* Instructions for the task
Everything in the entries below must be output exactly, apart from the pictures.
Records for the exercise Block Start
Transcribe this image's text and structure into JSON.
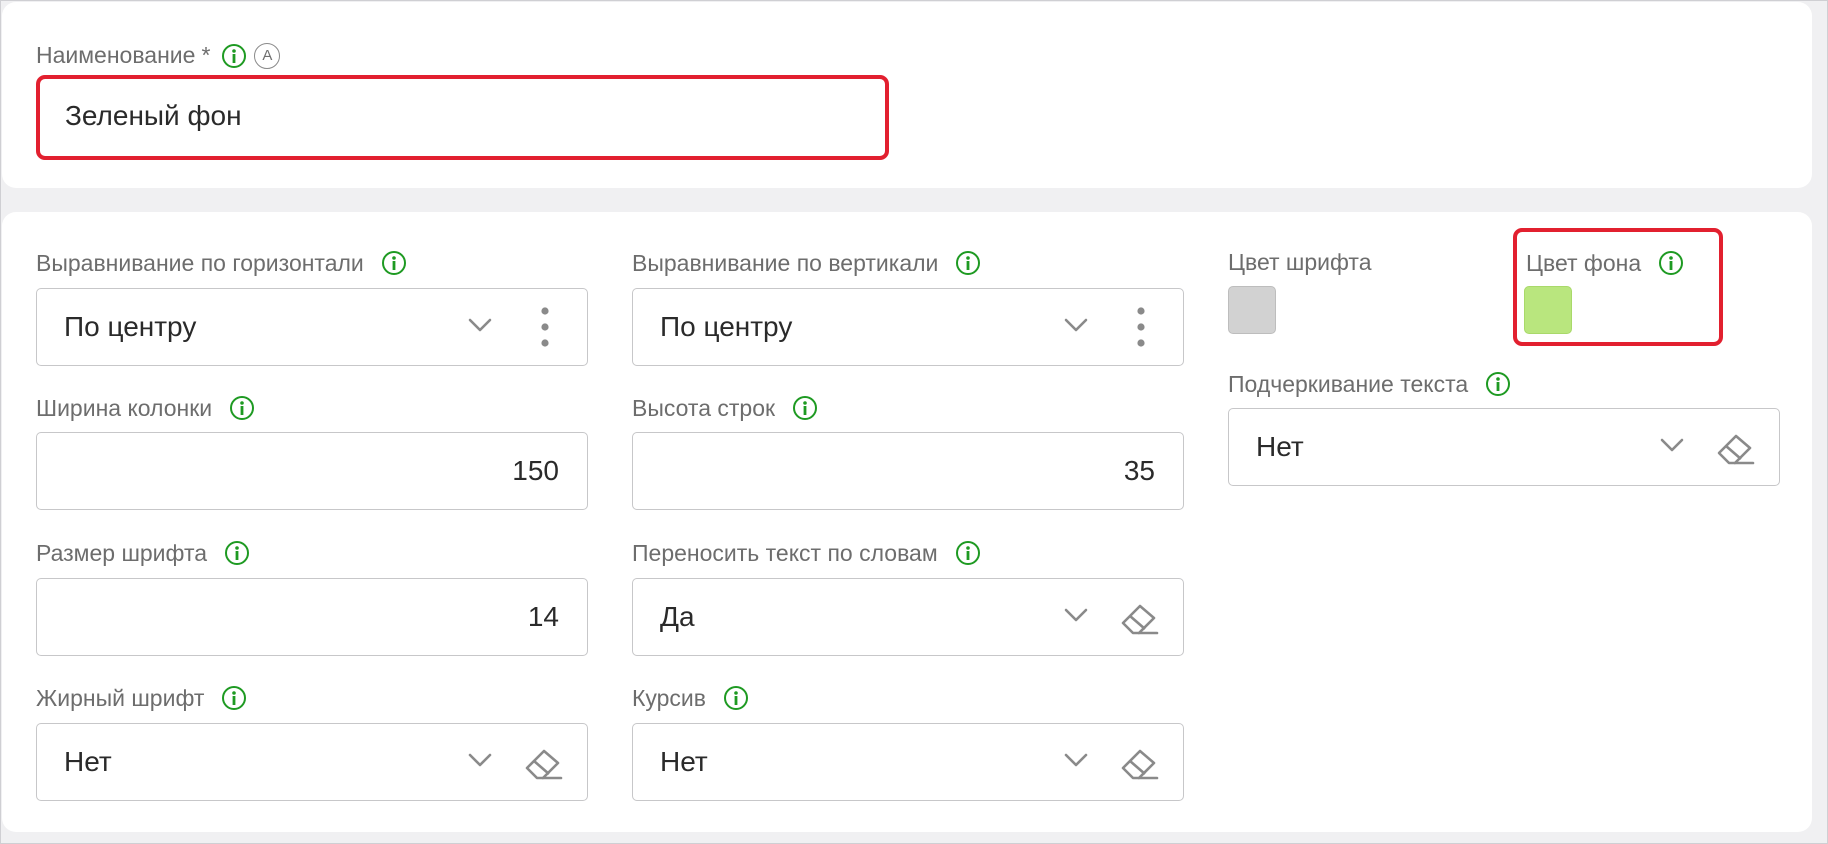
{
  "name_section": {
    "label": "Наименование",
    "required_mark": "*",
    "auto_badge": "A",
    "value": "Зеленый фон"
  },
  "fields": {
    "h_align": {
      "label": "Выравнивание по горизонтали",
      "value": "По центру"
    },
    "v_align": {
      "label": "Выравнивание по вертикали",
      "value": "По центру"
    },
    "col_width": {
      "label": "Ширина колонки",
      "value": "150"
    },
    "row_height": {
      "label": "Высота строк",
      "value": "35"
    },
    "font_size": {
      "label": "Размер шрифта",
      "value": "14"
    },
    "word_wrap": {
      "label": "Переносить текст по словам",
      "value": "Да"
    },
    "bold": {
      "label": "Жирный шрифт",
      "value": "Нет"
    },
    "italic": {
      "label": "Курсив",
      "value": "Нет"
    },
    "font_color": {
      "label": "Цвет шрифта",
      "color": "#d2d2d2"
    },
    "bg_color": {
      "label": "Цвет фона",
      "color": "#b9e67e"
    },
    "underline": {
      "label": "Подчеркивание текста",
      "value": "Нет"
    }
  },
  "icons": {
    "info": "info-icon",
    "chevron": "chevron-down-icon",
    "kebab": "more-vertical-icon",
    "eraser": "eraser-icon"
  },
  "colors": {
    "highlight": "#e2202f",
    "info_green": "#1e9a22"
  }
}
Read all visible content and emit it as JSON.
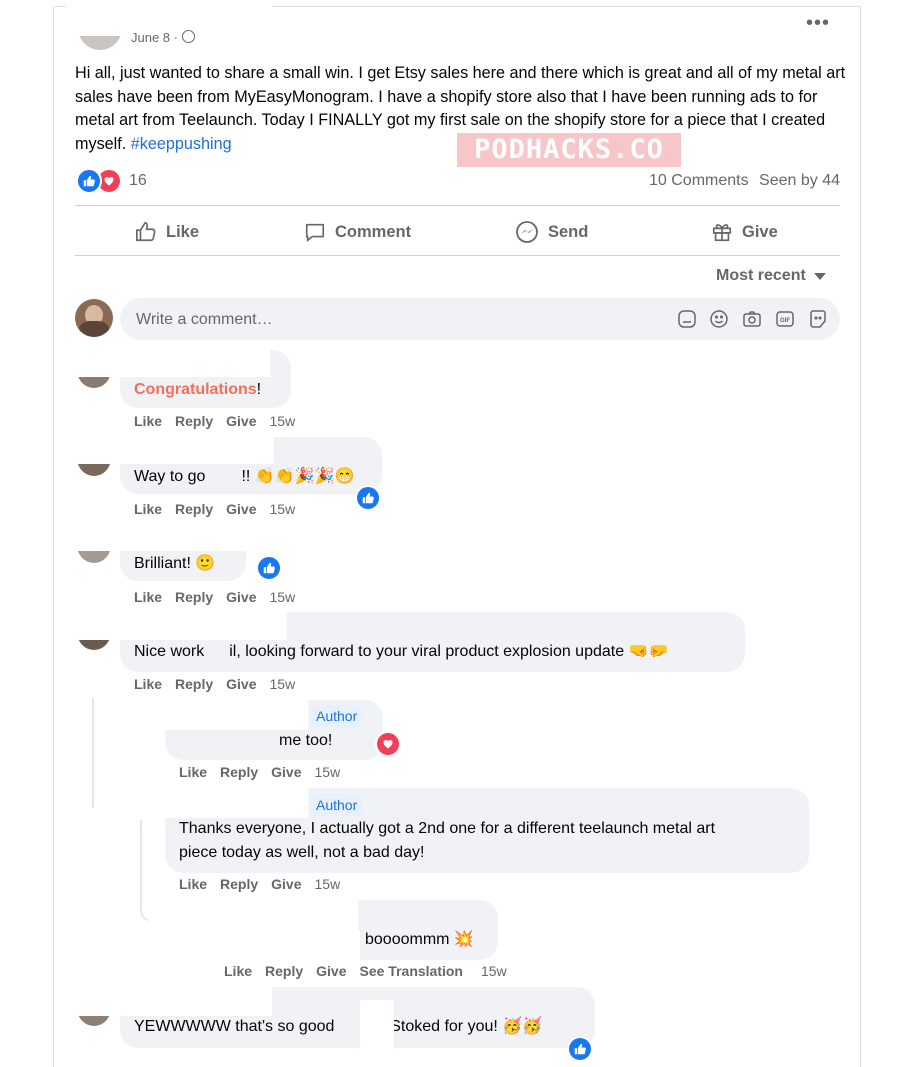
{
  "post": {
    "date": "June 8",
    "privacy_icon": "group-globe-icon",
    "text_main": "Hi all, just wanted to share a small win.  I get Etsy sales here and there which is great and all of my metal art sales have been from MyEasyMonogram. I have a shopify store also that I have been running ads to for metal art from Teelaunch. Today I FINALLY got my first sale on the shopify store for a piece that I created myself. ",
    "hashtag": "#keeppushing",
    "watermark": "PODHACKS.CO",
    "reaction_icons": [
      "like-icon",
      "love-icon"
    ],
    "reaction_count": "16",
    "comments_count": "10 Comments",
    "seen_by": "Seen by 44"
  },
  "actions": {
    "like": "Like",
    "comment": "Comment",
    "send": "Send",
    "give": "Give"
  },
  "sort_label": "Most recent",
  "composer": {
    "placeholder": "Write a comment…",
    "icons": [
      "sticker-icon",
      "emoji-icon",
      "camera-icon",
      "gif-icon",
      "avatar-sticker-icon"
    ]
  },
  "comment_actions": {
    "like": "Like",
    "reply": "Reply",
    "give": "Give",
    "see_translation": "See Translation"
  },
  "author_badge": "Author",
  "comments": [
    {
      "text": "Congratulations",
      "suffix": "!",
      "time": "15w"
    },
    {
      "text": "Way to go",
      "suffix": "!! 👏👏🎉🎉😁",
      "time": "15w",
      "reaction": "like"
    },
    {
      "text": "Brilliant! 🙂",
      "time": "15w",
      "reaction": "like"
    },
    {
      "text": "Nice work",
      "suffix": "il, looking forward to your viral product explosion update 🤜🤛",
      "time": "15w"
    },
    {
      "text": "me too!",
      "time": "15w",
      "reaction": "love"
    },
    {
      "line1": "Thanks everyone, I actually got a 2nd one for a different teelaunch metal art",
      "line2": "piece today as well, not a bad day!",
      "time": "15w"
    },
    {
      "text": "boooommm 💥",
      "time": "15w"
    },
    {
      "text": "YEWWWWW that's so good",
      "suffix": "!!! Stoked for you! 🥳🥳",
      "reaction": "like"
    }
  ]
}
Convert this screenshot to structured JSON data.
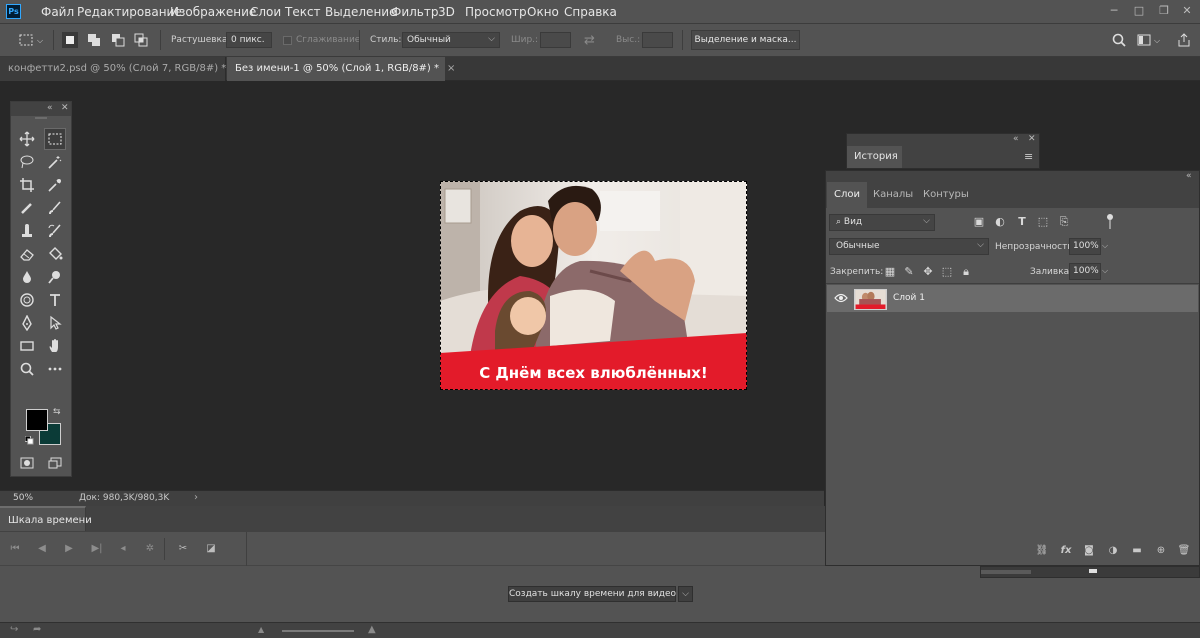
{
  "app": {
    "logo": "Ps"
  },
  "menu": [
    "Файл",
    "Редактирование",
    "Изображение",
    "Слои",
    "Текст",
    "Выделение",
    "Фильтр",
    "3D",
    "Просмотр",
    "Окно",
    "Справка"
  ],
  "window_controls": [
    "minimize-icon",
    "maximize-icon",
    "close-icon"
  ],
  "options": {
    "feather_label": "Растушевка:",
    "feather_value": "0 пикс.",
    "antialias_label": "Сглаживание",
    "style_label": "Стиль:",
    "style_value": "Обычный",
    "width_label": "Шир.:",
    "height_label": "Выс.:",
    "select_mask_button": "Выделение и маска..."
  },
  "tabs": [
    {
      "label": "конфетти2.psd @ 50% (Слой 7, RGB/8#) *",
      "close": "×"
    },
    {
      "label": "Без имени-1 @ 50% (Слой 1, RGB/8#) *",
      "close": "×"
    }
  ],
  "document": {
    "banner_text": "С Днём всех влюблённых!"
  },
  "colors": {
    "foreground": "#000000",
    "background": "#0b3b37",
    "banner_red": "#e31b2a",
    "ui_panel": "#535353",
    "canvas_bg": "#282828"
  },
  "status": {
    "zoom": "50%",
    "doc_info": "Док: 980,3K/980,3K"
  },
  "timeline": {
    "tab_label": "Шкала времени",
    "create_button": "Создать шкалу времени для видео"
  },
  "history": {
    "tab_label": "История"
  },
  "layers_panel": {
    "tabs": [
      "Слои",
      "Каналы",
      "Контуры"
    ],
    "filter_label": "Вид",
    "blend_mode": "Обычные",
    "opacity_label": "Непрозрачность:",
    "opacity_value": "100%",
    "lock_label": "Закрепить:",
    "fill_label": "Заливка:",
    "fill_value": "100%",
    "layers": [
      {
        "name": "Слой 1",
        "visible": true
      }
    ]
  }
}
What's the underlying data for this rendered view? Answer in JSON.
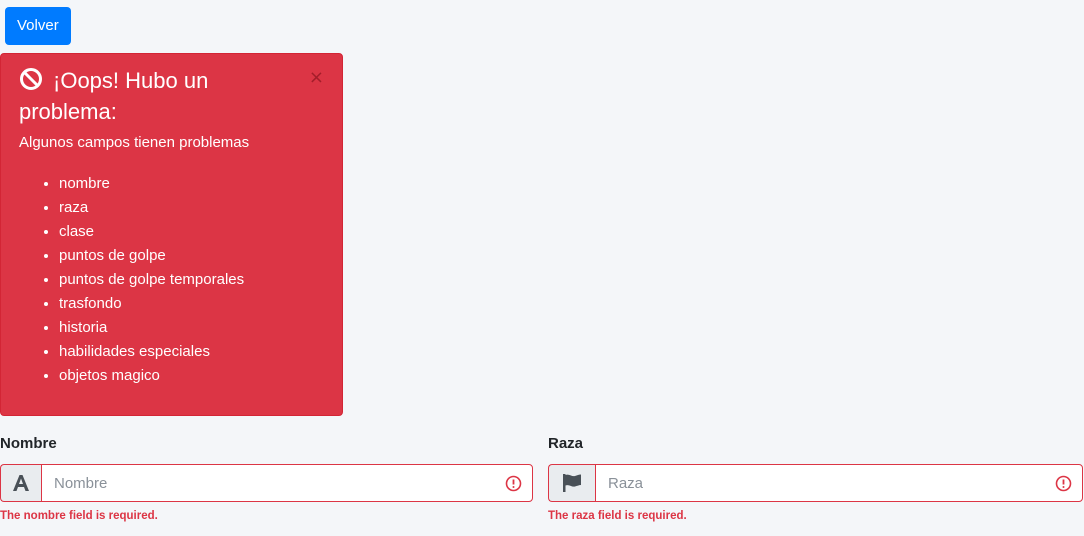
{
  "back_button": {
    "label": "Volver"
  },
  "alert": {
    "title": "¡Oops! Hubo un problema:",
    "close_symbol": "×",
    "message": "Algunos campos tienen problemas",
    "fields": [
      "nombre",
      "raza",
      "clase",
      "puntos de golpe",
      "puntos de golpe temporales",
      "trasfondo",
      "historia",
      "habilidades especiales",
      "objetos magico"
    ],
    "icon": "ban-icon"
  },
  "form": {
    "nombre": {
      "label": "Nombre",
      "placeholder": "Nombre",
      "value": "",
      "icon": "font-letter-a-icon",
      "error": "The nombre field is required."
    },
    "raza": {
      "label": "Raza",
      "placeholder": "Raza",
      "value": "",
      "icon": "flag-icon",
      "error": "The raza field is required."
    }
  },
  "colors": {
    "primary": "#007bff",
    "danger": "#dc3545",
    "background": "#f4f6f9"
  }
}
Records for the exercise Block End
* Written response
Transcribe this image's text and structure into JSON.
{
  "name_section": {
    "label": "Наименование",
    "required_mark": "*",
    "auto_badge": "A",
    "value": "Зеленый фон"
  },
  "fields": {
    "h_align": {
      "label": "Выравнивание по горизонтали",
      "value": "По центру"
    },
    "v_align": {
      "label": "Выравнивание по вертикали",
      "value": "По центру"
    },
    "col_width": {
      "label": "Ширина колонки",
      "value": "150"
    },
    "row_height": {
      "label": "Высота строк",
      "value": "35"
    },
    "font_size": {
      "label": "Размер шрифта",
      "value": "14"
    },
    "word_wrap": {
      "label": "Переносить текст по словам",
      "value": "Да"
    },
    "bold": {
      "label": "Жирный шрифт",
      "value": "Нет"
    },
    "italic": {
      "label": "Курсив",
      "value": "Нет"
    },
    "font_color": {
      "label": "Цвет шрифта",
      "color": "#d2d2d2"
    },
    "bg_color": {
      "label": "Цвет фона",
      "color": "#b9e67e"
    },
    "underline": {
      "label": "Подчеркивание текста",
      "value": "Нет"
    }
  },
  "icons": {
    "info": "info-icon",
    "chevron": "chevron-down-icon",
    "kebab": "more-vertical-icon",
    "eraser": "eraser-icon"
  },
  "colors": {
    "highlight": "#e2202f",
    "info_green": "#1e9a22"
  }
}
Read all visible content and emit it as JSON.
{
  "post": {
    "date": "June 8",
    "privacy_icon": "group-globe-icon",
    "text_main": "Hi all, just wanted to share a small win.  I get Etsy sales here and there which is great and all of my metal art sales have been from MyEasyMonogram. I have a shopify store also that I have been running ads to for metal art from Teelaunch. Today I FINALLY got my first sale on the shopify store for a piece that I created myself. ",
    "hashtag": "#keeppushing",
    "watermark": "PODHACKS.CO",
    "reaction_icons": [
      "like-icon",
      "love-icon"
    ],
    "reaction_count": "16",
    "comments_count": "10 Comments",
    "seen_by": "Seen by 44"
  },
  "actions": {
    "like": "Like",
    "comment": "Comment",
    "send": "Send",
    "give": "Give"
  },
  "sort_label": "Most recent",
  "composer": {
    "placeholder": "Write a comment…",
    "icons": [
      "sticker-icon",
      "emoji-icon",
      "camera-icon",
      "gif-icon",
      "avatar-sticker-icon"
    ]
  },
  "comment_actions": {
    "like": "Like",
    "reply": "Reply",
    "give": "Give",
    "see_translation": "See Translation"
  },
  "author_badge": "Author",
  "comments": [
    {
      "text": "Congratulations",
      "suffix": "!",
      "time": "15w"
    },
    {
      "text": "Way to go",
      "suffix": "!! 👏👏🎉🎉😁",
      "time": "15w",
      "reaction": "like"
    },
    {
      "text": "Brilliant! 🙂",
      "time": "15w",
      "reaction": "like"
    },
    {
      "text": "Nice work",
      "suffix": "il, looking forward to your viral product explosion update 🤜🤛",
      "time": "15w"
    },
    {
      "text": "me too!",
      "time": "15w",
      "reaction": "love"
    },
    {
      "line1": "Thanks everyone, I actually got a 2nd one for a different teelaunch metal art",
      "line2": "piece today as well, not a bad day!",
      "time": "15w"
    },
    {
      "text": "boooommm 💥",
      "time": "15w"
    },
    {
      "text": "YEWWWWW that's so good",
      "suffix": "!!! Stoked for you! 🥳🥳",
      "reaction": "like"
    }
  ]
}
Convert this screenshot to structured JSON data.
{
  "app": {
    "logo": "Ps"
  },
  "menu": [
    "Файл",
    "Редактирование",
    "Изображение",
    "Слои",
    "Текст",
    "Выделение",
    "Фильтр",
    "3D",
    "Просмотр",
    "Окно",
    "Справка"
  ],
  "window_controls": [
    "minimize-icon",
    "maximize-icon",
    "close-icon"
  ],
  "options": {
    "feather_label": "Растушевка:",
    "feather_value": "0 пикс.",
    "antialias_label": "Сглаживание",
    "style_label": "Стиль:",
    "style_value": "Обычный",
    "width_label": "Шир.:",
    "height_label": "Выс.:",
    "select_mask_button": "Выделение и маска..."
  },
  "tabs": [
    {
      "label": "конфетти2.psd @ 50% (Слой 7, RGB/8#) *",
      "close": "×"
    },
    {
      "label": "Без имени-1 @ 50% (Слой 1, RGB/8#) *",
      "close": "×"
    }
  ],
  "document": {
    "banner_text": "С Днём всех влюблённых!"
  },
  "colors": {
    "foreground": "#000000",
    "background": "#0b3b37",
    "banner_red": "#e31b2a",
    "ui_panel": "#535353",
    "canvas_bg": "#282828"
  },
  "status": {
    "zoom": "50%",
    "doc_info": "Док: 980,3K/980,3K"
  },
  "timeline": {
    "tab_label": "Шкала времени",
    "create_button": "Создать шкалу времени для видео"
  },
  "history": {
    "tab_label": "История"
  },
  "layers_panel": {
    "tabs": [
      "Слои",
      "Каналы",
      "Контуры"
    ],
    "filter_label": "Вид",
    "blend_mode": "Обычные",
    "opacity_label": "Непрозрачность:",
    "opacity_value": "100%",
    "lock_label": "Закрепить:",
    "fill_label": "Заливка:",
    "fill_value": "100%",
    "layers": [
      {
        "name": "Слой 1",
        "visible": true
      }
    ]
  }
}
What's the underlying data for this rendered view? Answer in JSON.
{
  "back_button": {
    "label": "Volver"
  },
  "alert": {
    "title": "¡Oops! Hubo un problema:",
    "close_symbol": "×",
    "message": "Algunos campos tienen problemas",
    "fields": [
      "nombre",
      "raza",
      "clase",
      "puntos de golpe",
      "puntos de golpe temporales",
      "trasfondo",
      "historia",
      "habilidades especiales",
      "objetos magico"
    ],
    "icon": "ban-icon"
  },
  "form": {
    "nombre": {
      "label": "Nombre",
      "placeholder": "Nombre",
      "value": "",
      "icon": "font-letter-a-icon",
      "error": "The nombre field is required."
    },
    "raza": {
      "label": "Raza",
      "placeholder": "Raza",
      "value": "",
      "icon": "flag-icon",
      "error": "The raza field is required."
    }
  },
  "colors": {
    "primary": "#007bff",
    "danger": "#dc3545",
    "background": "#f4f6f9"
  }
}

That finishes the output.